To proceed to the Alleys, Courts, and Passages in Fleetstreet. And first on the North side is Shear lane, or Shire lane. This Lane gives passage into Little Lincoln's Inn Fields, formerly called Fickquet's Field; but this Lane being without the Freedom, is spoken of under St. Clement's Parish. The like is Bell Yard, near adjoining, except some small part on the East side, against Crown Court, in Chancery lane; which may be rather termed a Street, for its fairness and good Buildings: But there being but a little within the City Liberty, I shall not speak of it here, but in the Rolls Liberty, in which is the greatest Part. Flying horse Court, but small, with a Freestone Pavement; here is kept the Marshalsea's Office, for the making out Writs, &c. Clifford's Inn lane, hath on the West side Houses, and on the East side St. Dunstane's Church; it leadeth into Clifford's Inn, one of the Inns of Chancery. Which Place, of late Years, is much inlarged in new Buidlings, in the Garden; which is a pretty airy Place, and neatly kept; the Garden being severed in from the other part or passage, with a Pallisado Pail, with Rows of Lime Trees set round the Grass Plats, and Gravel Walks. It hath the Conveniency of two Doors, the one into Serjeants Inn in Chancery lane, and the other into Fetter lane. The Hall yet wants new building.

Shear lane.

Bell Yard.

Flying horse Court.

Clifford's Inn lane, and Clifford's Inn.

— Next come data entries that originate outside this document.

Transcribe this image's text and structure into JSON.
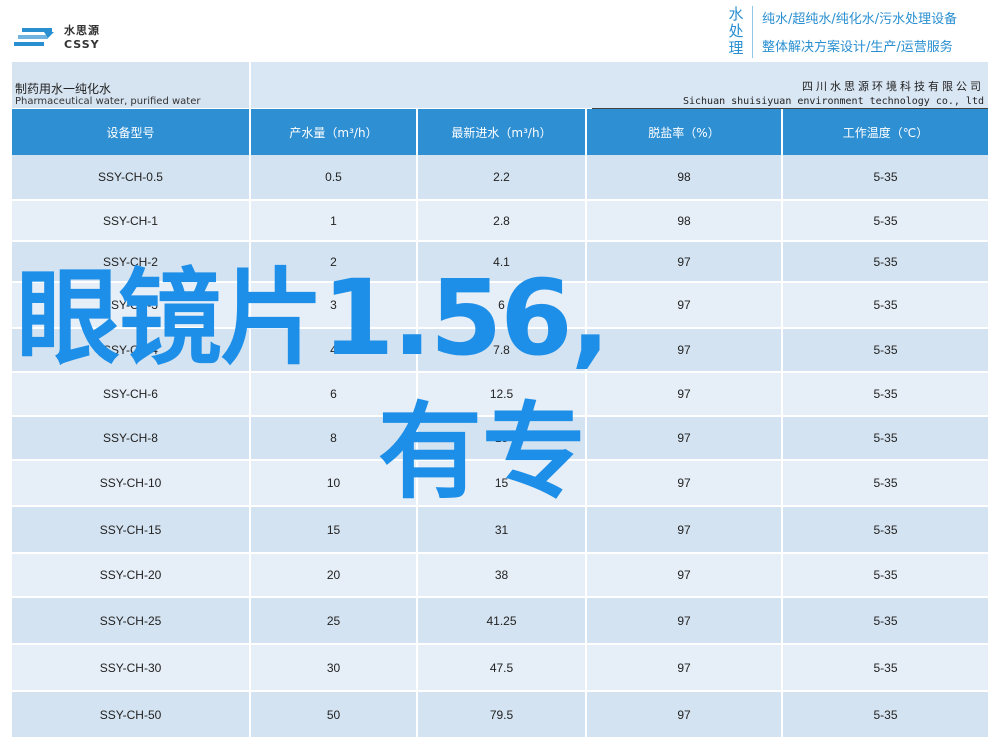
{
  "header": {
    "logo_cn": "水思源",
    "logo_en": "CSSY",
    "vertical_title": "水处理",
    "slogan_line1": "纯水/超纯水/纯化水/污水处理设备",
    "slogan_line2": "整体解决方案设计/生产/运营服务",
    "brand_color": "#2a8fd0"
  },
  "band": {
    "product_cn": "制药用水一纯化水",
    "product_en": "Pharmaceutical water, purified water",
    "company_cn": "四川水思源环境科技有限公司",
    "company_en": "Sichuan shuisiyuan environment technology co., ltd"
  },
  "table": {
    "columns": [
      "设备型号",
      "产水量（m³/h）",
      "最新进水（m³/h）",
      "脱盐率（%）",
      "工作温度（℃）"
    ],
    "rows": [
      [
        "SSY-CH-0.5",
        "0.5",
        "2.2",
        "98",
        "5-35"
      ],
      [
        "SSY-CH-1",
        "1",
        "2.8",
        "98",
        "5-35"
      ],
      [
        "SSY-CH-2",
        "2",
        "4.1",
        "97",
        "5-35"
      ],
      [
        "SSY-CH-3",
        "3",
        "6",
        "97",
        "5-35"
      ],
      [
        "SSY-CH-4",
        "4",
        "7.8",
        "97",
        "5-35"
      ],
      [
        "SSY-CH-6",
        "6",
        "12.5",
        "97",
        "5-35"
      ],
      [
        "SSY-CH-8",
        "8",
        "15",
        "97",
        "5-35"
      ],
      [
        "SSY-CH-10",
        "10",
        "15",
        "97",
        "5-35"
      ],
      [
        "SSY-CH-15",
        "15",
        "31",
        "97",
        "5-35"
      ],
      [
        "SSY-CH-20",
        "20",
        "38",
        "97",
        "5-35"
      ],
      [
        "SSY-CH-25",
        "25",
        "41.25",
        "97",
        "5-35"
      ],
      [
        "SSY-CH-30",
        "30",
        "47.5",
        "97",
        "5-35"
      ],
      [
        "SSY-CH-50",
        "50",
        "79.5",
        "97",
        "5-35"
      ]
    ]
  },
  "overlay": {
    "line1": "眼镜片1.56,",
    "line2": "有专",
    "color": "#1e8fe8"
  }
}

Adjoining to Clifford's Inn lane, and fronting Fleetstreet, is St. Dunstane's Church in the West, so called to distinguish it from St. Dunstane's in the East. It is a good handsome Freestone Building, with a fair Dial hanging over into the Street. And on the side of the Church, in a handsome Frame of Architecture, are placed, in a standing Posture, two Savages, or Hercules, with Clubs erect; which quarterly strike on two Bells hanging there.

St. Dunstan's Church in the West.

The Inside of the Church is neatly kept, and hath a pair of Organs used in Divine Service on Sundays; but not at the Prayers, which are every Day.

This Church received some Damage by the great Fire, but was soon Repaired at the Charges of the Parish.